(Beginning of Material supplied)

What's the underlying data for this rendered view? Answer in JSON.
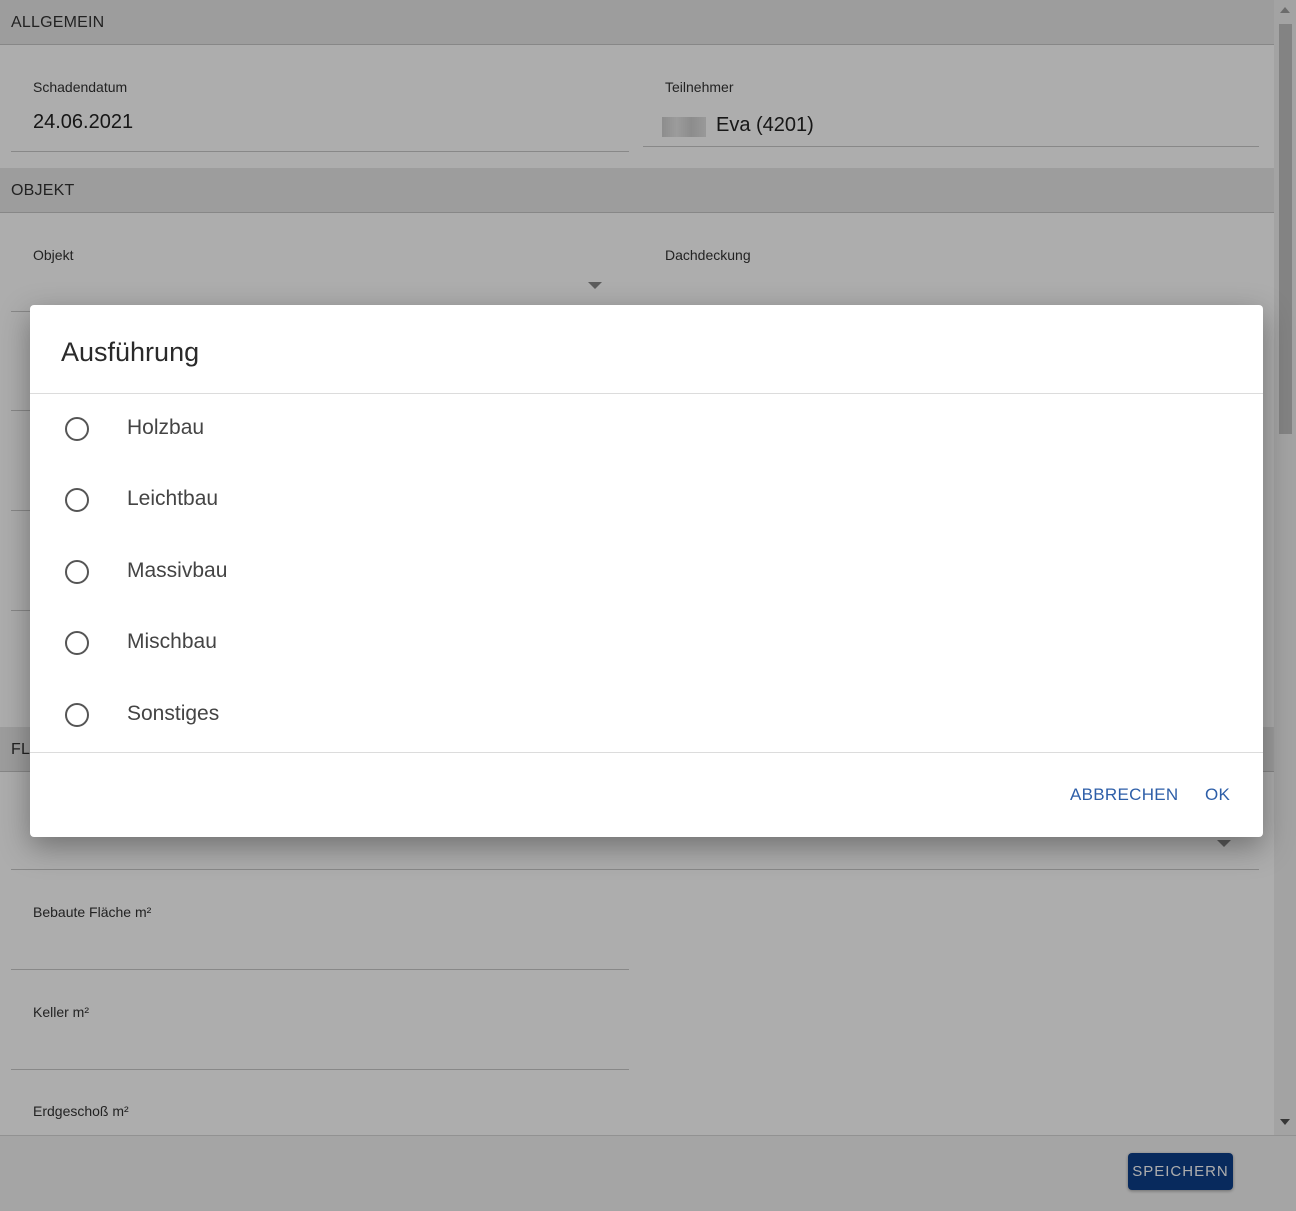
{
  "sections": {
    "allgemein": "ALLGEMEIN",
    "objekt": "OBJEKT",
    "flaechen_partial": "FL"
  },
  "fields": {
    "schadendatum": {
      "label": "Schadendatum",
      "value": "24.06.2021"
    },
    "teilnehmer": {
      "label": "Teilnehmer",
      "value": "Eva (4201)"
    },
    "objekt": {
      "label": "Objekt",
      "value": ""
    },
    "dachdeckung": {
      "label": "Dachdeckung",
      "value": ""
    },
    "bebaute_flaeche": {
      "label": "Bebaute Fläche m²",
      "value": ""
    },
    "keller": {
      "label": "Keller m²",
      "value": ""
    },
    "erdgeschoss": {
      "label": "Erdgeschoß m²",
      "value": ""
    }
  },
  "footer": {
    "save_label": "SPEICHERN"
  },
  "dialog": {
    "title": "Ausführung",
    "options": [
      {
        "label": "Holzbau",
        "selected": false
      },
      {
        "label": "Leichtbau",
        "selected": false
      },
      {
        "label": "Massivbau",
        "selected": false
      },
      {
        "label": "Mischbau",
        "selected": false
      },
      {
        "label": "Sonstiges",
        "selected": false
      }
    ],
    "cancel_label": "ABBRECHEN",
    "ok_label": "OK"
  },
  "colors": {
    "primary": "#0d3f8a",
    "dialog_button": "#2d5ea8",
    "section_header": "#e8e8e8"
  }
}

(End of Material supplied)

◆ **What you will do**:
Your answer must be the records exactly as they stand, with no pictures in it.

◆ **Task response**:
What's the underlying data for this rendered view? Answer in JSON.
{
  "sections": {
    "allgemein": "ALLGEMEIN",
    "objekt": "OBJEKT",
    "flaechen_partial": "FL"
  },
  "fields": {
    "schadendatum": {
      "label": "Schadendatum",
      "value": "24.06.2021"
    },
    "teilnehmer": {
      "label": "Teilnehmer",
      "value": "Eva (4201)"
    },
    "objekt": {
      "label": "Objekt",
      "value": ""
    },
    "dachdeckung": {
      "label": "Dachdeckung",
      "value": ""
    },
    "bebaute_flaeche": {
      "label": "Bebaute Fläche m²",
      "value": ""
    },
    "keller": {
      "label": "Keller m²",
      "value": ""
    },
    "erdgeschoss": {
      "label": "Erdgeschoß m²",
      "value": ""
    }
  },
  "footer": {
    "save_label": "SPEICHERN"
  },
  "dialog": {
    "title": "Ausführung",
    "options": [
      {
        "label": "Holzbau",
        "selected": false
      },
      {
        "label": "Leichtbau",
        "selected": false
      },
      {
        "label": "Massivbau",
        "selected": false
      },
      {
        "label": "Mischbau",
        "selected": false
      },
      {
        "label": "Sonstiges",
        "selected": false
      }
    ],
    "cancel_label": "ABBRECHEN",
    "ok_label": "OK"
  },
  "colors": {
    "primary": "#0d3f8a",
    "dialog_button": "#2d5ea8",
    "section_header": "#e8e8e8"
  }
}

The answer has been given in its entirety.